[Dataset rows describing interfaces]
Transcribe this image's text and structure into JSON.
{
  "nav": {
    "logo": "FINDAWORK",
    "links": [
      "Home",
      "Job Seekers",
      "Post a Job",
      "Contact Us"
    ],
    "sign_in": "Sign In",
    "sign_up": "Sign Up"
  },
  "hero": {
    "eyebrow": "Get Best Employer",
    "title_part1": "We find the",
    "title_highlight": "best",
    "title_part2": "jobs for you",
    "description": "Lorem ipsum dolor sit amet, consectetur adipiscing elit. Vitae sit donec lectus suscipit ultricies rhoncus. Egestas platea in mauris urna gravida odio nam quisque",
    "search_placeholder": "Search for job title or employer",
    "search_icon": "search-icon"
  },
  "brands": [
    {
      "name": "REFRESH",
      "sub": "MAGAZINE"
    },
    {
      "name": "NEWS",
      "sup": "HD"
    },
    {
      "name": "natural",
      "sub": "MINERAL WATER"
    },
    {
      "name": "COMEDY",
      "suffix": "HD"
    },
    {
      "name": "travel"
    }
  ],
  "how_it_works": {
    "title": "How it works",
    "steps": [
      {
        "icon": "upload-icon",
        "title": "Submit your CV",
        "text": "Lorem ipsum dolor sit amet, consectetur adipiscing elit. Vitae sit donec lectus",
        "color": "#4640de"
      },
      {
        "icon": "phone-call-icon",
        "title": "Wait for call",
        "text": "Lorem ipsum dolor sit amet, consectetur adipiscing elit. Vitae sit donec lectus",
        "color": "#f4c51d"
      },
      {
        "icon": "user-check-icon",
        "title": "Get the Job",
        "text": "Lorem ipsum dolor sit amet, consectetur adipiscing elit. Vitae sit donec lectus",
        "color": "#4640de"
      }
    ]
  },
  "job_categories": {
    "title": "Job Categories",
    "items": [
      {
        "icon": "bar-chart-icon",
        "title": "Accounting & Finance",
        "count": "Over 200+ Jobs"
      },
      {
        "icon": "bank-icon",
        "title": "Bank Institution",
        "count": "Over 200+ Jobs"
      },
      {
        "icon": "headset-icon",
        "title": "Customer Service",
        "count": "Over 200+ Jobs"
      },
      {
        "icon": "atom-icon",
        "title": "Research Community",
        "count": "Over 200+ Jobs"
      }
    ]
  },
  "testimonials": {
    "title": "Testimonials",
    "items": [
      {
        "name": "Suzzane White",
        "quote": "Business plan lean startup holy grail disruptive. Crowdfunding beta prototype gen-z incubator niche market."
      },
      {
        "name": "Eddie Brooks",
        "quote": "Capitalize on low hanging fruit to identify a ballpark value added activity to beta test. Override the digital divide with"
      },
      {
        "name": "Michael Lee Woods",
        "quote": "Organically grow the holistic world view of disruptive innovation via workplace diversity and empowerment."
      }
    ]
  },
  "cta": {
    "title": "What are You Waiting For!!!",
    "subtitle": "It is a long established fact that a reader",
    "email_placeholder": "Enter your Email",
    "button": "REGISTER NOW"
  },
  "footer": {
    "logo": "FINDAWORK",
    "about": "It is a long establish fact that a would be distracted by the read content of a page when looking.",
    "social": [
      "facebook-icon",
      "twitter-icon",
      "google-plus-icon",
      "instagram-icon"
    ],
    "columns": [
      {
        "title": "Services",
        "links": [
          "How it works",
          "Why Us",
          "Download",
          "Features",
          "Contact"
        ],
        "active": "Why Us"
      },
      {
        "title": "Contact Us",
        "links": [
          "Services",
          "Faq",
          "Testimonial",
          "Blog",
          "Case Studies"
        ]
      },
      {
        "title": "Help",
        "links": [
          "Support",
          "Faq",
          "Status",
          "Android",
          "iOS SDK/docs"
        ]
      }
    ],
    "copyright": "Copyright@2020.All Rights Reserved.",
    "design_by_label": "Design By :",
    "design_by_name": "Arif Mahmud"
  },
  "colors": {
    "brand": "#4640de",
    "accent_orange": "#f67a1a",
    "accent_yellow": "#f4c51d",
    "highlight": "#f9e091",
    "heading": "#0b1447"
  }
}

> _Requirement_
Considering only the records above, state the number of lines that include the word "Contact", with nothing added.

> _Result_
3